**DATASET RECORDS:**

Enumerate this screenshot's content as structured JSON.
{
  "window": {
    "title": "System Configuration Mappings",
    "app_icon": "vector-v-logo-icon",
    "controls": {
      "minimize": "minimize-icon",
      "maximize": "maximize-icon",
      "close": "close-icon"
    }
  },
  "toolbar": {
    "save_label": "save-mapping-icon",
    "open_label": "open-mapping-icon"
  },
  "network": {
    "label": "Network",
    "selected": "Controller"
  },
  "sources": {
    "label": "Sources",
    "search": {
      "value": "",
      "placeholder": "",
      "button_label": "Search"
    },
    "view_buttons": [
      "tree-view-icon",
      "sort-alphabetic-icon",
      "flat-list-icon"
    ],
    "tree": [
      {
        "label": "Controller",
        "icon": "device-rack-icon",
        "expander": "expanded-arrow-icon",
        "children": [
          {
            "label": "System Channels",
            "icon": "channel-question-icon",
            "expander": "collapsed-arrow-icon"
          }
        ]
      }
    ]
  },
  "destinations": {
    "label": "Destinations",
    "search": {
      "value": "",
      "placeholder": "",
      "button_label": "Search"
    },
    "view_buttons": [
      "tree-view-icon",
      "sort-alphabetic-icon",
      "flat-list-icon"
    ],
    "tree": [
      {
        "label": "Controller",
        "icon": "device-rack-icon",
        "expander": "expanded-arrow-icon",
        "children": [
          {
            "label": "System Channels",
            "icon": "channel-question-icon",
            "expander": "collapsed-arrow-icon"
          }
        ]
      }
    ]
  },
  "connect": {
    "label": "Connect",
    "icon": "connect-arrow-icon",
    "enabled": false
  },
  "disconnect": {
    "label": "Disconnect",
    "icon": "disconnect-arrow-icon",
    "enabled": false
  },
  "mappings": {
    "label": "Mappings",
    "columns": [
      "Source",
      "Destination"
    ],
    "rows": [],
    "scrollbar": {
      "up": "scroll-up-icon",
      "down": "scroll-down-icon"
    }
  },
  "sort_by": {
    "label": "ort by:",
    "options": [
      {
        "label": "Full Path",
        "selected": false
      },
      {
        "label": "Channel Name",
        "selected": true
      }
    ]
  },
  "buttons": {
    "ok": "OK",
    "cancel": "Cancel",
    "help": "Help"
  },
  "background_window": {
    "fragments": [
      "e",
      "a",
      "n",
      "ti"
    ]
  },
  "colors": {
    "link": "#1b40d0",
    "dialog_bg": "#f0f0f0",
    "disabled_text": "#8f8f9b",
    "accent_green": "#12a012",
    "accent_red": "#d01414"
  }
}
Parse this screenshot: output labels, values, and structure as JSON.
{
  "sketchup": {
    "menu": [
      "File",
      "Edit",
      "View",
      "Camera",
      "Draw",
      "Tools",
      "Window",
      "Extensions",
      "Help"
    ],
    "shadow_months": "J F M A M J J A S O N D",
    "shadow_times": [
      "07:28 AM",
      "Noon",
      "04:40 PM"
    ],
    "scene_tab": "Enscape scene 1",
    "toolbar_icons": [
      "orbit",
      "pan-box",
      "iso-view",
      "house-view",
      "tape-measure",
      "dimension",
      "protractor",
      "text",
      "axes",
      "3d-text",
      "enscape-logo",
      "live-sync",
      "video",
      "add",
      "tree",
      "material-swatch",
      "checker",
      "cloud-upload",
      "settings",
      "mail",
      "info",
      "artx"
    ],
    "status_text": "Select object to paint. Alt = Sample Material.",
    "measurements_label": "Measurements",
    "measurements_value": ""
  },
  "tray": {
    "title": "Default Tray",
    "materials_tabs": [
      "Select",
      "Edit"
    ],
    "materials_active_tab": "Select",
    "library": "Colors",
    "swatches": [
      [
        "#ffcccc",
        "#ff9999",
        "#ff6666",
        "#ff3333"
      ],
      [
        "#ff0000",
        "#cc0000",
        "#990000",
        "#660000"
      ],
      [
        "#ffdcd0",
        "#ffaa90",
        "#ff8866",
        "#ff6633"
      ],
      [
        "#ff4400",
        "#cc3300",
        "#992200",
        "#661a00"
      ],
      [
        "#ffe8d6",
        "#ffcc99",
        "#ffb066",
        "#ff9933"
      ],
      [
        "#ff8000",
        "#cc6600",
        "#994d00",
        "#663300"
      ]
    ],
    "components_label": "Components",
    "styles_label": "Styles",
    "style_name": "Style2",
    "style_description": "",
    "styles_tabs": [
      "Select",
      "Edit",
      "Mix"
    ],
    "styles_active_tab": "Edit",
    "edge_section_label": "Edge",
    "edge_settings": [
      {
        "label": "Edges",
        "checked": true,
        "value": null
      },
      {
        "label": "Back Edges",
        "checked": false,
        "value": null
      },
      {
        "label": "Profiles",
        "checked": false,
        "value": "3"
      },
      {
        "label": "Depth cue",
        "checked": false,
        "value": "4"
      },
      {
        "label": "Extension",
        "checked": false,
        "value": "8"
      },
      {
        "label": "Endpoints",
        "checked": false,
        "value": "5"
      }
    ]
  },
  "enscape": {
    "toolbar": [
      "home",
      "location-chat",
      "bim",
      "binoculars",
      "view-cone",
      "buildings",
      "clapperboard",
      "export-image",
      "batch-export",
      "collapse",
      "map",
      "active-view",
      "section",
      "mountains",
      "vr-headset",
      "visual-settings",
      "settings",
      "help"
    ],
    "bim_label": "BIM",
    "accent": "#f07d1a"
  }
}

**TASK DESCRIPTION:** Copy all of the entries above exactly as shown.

**SOLUTION FOR THIS TASK:**
Enumerate this screenshot's content as structured JSON.
{
  "window": {
    "title": "System Configuration Mappings",
    "app_icon": "vector-v-logo-icon",
    "controls": {
      "minimize": "minimize-icon",
      "maximize": "maximize-icon",
      "close": "close-icon"
    }
  },
  "toolbar": {
    "save_label": "save-mapping-icon",
    "open_label": "open-mapping-icon"
  },
  "network": {
    "label": "Network",
    "selected": "Controller"
  },
  "sources": {
    "label": "Sources",
    "search": {
      "value": "",
      "placeholder": "",
      "button_label": "Search"
    },
    "view_buttons": [
      "tree-view-icon",
      "sort-alphabetic-icon",
      "flat-list-icon"
    ],
    "tree": [
      {
        "label": "Controller",
        "icon": "device-rack-icon",
        "expander": "expanded-arrow-icon",
        "children": [
          {
            "label": "System Channels",
            "icon": "channel-question-icon",
            "expander": "collapsed-arrow-icon"
          }
        ]
      }
    ]
  },
  "destinations": {
    "label": "Destinations",
    "search": {
      "value": "",
      "placeholder": "",
      "button_label": "Search"
    },
    "view_buttons": [
      "tree-view-icon",
      "sort-alphabetic-icon",
      "flat-list-icon"
    ],
    "tree": [
      {
        "label": "Controller",
        "icon": "device-rack-icon",
        "expander": "expanded-arrow-icon",
        "children": [
          {
            "label": "System Channels",
            "icon": "channel-question-icon",
            "expander": "collapsed-arrow-icon"
          }
        ]
      }
    ]
  },
  "connect": {
    "label": "Connect",
    "icon": "connect-arrow-icon",
    "enabled": false
  },
  "disconnect": {
    "label": "Disconnect",
    "icon": "disconnect-arrow-icon",
    "enabled": false
  },
  "mappings": {
    "label": "Mappings",
    "columns": [
      "Source",
      "Destination"
    ],
    "rows": [],
    "scrollbar": {
      "up": "scroll-up-icon",
      "down": "scroll-down-icon"
    }
  },
  "sort_by": {
    "label": "ort by:",
    "options": [
      {
        "label": "Full Path",
        "selected": false
      },
      {
        "label": "Channel Name",
        "selected": true
      }
    ]
  },
  "buttons": {
    "ok": "OK",
    "cancel": "Cancel",
    "help": "Help"
  },
  "background_window": {
    "fragments": [
      "e",
      "a",
      "n",
      "ti"
    ]
  },
  "colors": {
    "link": "#1b40d0",
    "dialog_bg": "#f0f0f0",
    "disabled_text": "#8f8f9b",
    "accent_green": "#12a012",
    "accent_red": "#d01414"
  }
}
Parse this screenshot: output labels, values, and structure as JSON.
{
  "sketchup": {
    "menu": [
      "File",
      "Edit",
      "View",
      "Camera",
      "Draw",
      "Tools",
      "Window",
      "Extensions",
      "Help"
    ],
    "shadow_months": "J F M A M J J A S O N D",
    "shadow_times": [
      "07:28 AM",
      "Noon",
      "04:40 PM"
    ],
    "scene_tab": "Enscape scene 1",
    "toolbar_icons": [
      "orbit",
      "pan-box",
      "iso-view",
      "house-view",
      "tape-measure",
      "dimension",
      "protractor",
      "text",
      "axes",
      "3d-text",
      "enscape-logo",
      "live-sync",
      "video",
      "add",
      "tree",
      "material-swatch",
      "checker",
      "cloud-upload",
      "settings",
      "mail",
      "info",
      "artx"
    ],
    "status_text": "Select object to paint. Alt = Sample Material.",
    "measurements_label": "Measurements",
    "measurements_value": ""
  },
  "tray": {
    "title": "Default Tray",
    "materials_tabs": [
      "Select",
      "Edit"
    ],
    "materials_active_tab": "Select",
    "library": "Colors",
    "swatches": [
      [
        "#ffcccc",
        "#ff9999",
        "#ff6666",
        "#ff3333"
      ],
      [
        "#ff0000",
        "#cc0000",
        "#990000",
        "#660000"
      ],
      [
        "#ffdcd0",
        "#ffaa90",
        "#ff8866",
        "#ff6633"
      ],
      [
        "#ff4400",
        "#cc3300",
        "#992200",
        "#661a00"
      ],
      [
        "#ffe8d6",
        "#ffcc99",
        "#ffb066",
        "#ff9933"
      ],
      [
        "#ff8000",
        "#cc6600",
        "#994d00",
        "#663300"
      ]
    ],
    "components_label": "Components",
    "styles_label": "Styles",
    "style_name": "Style2",
    "style_description": "",
    "styles_tabs": [
      "Select",
      "Edit",
      "Mix"
    ],
    "styles_active_tab": "Edit",
    "edge_section_label": "Edge",
    "edge_settings": [
      {
        "label": "Edges",
        "checked": true,
        "value": null
      },
      {
        "label": "Back Edges",
        "checked": false,
        "value": null
      },
      {
        "label": "Profiles",
        "checked": false,
        "value": "3"
      },
      {
        "label": "Depth cue",
        "checked": false,
        "value": "4"
      },
      {
        "label": "Extension",
        "checked": false,
        "value": "8"
      },
      {
        "label": "Endpoints",
        "checked": false,
        "value": "5"
      }
    ]
  },
  "enscape": {
    "toolbar": [
      "home",
      "location-chat",
      "bim",
      "binoculars",
      "view-cone",
      "buildings",
      "clapperboard",
      "export-image",
      "batch-export",
      "collapse",
      "map",
      "active-view",
      "section",
      "mountains",
      "vr-headset",
      "visual-settings",
      "settings",
      "help"
    ],
    "bim_label": "BIM",
    "accent": "#f07d1a"
  }
}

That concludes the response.